▶ THE PROBLEM: From the entries below, copy every line that has the word "private".

Extracted data entries

··········

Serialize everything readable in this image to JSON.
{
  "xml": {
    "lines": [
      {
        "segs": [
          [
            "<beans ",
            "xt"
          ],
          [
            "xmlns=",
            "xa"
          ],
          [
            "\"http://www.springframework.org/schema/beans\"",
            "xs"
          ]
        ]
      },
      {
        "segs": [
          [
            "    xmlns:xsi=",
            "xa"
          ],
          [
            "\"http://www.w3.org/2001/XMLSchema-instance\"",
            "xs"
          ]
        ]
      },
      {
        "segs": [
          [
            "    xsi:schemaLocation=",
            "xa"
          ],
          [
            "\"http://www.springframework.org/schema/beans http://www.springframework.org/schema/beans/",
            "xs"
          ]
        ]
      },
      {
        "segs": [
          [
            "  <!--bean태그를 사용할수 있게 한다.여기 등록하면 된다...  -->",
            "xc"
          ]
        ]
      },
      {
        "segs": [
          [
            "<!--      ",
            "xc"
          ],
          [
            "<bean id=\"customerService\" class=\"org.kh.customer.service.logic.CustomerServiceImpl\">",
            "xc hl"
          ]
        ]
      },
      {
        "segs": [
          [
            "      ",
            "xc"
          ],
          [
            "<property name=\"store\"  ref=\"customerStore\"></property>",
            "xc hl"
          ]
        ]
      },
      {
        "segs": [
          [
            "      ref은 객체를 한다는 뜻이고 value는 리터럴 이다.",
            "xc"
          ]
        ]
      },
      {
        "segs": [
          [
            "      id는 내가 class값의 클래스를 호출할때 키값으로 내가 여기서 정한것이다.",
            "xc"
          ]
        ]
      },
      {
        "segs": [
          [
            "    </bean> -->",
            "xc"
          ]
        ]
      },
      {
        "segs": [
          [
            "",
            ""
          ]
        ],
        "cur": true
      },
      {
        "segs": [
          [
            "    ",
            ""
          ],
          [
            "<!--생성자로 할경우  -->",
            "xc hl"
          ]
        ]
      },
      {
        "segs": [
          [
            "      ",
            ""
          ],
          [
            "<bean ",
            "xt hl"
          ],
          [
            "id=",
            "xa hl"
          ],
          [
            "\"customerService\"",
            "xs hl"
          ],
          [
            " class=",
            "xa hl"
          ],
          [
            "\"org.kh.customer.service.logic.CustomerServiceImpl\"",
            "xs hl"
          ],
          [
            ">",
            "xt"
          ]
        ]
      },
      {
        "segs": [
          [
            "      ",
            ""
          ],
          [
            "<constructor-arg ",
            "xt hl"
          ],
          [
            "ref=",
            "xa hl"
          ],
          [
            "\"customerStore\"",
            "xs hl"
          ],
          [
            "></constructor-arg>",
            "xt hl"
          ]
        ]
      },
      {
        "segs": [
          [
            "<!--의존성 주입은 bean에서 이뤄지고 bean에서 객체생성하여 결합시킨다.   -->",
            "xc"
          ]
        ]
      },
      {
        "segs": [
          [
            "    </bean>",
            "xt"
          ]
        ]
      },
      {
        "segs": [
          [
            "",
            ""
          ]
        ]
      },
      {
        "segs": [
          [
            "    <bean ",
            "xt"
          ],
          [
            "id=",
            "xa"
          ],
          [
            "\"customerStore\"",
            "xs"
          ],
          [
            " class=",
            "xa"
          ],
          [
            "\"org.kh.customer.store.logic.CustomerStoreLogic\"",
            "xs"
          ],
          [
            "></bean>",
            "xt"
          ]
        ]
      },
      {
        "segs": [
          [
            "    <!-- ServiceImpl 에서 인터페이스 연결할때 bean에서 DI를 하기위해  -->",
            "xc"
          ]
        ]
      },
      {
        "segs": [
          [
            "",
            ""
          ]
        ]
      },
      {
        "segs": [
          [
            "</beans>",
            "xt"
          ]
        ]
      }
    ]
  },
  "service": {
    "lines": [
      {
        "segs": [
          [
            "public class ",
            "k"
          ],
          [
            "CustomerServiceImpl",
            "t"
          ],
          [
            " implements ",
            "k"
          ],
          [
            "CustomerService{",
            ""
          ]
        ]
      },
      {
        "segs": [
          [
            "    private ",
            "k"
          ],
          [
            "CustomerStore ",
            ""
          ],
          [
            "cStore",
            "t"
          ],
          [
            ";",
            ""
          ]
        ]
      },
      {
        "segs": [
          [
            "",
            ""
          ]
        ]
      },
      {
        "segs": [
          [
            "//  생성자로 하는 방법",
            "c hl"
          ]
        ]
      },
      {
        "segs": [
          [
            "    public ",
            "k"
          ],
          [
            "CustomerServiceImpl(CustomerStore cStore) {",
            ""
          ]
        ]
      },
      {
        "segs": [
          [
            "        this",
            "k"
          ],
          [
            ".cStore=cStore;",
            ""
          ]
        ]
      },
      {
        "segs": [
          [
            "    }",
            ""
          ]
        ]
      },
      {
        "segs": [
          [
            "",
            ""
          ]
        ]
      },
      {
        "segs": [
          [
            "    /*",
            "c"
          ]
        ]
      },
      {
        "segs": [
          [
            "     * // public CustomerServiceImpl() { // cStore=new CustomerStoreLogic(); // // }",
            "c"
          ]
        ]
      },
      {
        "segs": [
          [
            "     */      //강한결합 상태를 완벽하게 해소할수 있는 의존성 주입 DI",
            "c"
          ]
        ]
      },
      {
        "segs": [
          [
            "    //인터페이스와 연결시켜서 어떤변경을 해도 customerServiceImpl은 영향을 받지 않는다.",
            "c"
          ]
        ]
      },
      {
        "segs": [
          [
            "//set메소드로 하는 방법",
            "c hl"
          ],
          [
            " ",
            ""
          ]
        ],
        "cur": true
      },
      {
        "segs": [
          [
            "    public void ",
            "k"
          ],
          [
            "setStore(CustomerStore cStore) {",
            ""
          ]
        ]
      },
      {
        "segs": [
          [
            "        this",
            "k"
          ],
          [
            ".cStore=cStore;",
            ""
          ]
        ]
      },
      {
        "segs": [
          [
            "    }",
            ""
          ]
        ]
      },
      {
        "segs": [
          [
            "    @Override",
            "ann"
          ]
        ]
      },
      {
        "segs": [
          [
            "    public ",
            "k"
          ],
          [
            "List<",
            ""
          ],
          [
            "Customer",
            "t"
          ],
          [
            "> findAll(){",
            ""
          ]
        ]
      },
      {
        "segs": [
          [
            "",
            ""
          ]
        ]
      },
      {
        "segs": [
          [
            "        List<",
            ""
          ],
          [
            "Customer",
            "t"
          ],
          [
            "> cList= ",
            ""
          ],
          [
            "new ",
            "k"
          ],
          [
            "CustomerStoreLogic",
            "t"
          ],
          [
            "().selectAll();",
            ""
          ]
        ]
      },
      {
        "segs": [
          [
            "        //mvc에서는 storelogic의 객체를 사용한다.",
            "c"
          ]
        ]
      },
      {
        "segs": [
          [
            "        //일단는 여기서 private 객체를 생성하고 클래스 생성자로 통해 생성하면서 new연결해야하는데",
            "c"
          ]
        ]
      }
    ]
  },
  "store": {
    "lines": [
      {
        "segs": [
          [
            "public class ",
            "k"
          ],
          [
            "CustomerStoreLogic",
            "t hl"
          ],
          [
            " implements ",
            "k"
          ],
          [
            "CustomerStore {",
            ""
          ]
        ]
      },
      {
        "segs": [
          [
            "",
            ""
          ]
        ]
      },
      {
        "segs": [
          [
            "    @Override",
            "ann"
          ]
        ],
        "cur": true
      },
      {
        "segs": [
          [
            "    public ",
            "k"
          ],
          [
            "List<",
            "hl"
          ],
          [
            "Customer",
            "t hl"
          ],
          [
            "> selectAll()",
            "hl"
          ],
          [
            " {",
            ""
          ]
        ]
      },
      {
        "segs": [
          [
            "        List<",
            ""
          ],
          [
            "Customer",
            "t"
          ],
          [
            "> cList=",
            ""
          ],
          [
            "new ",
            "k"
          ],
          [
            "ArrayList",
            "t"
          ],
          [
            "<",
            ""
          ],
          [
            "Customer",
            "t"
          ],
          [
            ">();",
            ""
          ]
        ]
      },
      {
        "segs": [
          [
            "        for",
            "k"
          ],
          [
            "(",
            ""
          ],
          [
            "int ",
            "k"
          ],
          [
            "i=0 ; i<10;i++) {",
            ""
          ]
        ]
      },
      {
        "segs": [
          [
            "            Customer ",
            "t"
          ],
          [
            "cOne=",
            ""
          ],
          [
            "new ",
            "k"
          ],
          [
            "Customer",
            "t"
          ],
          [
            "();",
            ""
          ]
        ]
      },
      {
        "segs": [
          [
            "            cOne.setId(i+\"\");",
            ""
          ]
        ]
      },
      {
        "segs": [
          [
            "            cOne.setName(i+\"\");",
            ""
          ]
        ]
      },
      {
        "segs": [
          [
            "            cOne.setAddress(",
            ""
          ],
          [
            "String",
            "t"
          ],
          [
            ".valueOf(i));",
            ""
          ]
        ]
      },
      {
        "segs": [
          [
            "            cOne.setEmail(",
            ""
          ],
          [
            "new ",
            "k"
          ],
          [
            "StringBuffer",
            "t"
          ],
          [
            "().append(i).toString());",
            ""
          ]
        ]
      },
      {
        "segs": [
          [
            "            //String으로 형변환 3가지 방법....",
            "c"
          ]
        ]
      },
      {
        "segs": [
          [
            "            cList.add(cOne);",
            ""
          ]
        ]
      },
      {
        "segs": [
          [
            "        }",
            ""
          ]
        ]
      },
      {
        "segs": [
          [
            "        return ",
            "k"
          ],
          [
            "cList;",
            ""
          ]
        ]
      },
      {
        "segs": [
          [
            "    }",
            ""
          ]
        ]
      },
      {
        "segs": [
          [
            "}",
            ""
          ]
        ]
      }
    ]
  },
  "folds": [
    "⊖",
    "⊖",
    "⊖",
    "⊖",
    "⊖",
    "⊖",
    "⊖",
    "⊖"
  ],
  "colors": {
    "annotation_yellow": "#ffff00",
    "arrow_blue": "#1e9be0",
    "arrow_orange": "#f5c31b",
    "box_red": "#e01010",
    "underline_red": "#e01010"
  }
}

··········

▶ EXERCISE RESULT:
            "    private ",
            "        //일단는 여기서 private 객체를 생성하고 클래스 생성자로 통해 생성하면서 new연결해야하는데",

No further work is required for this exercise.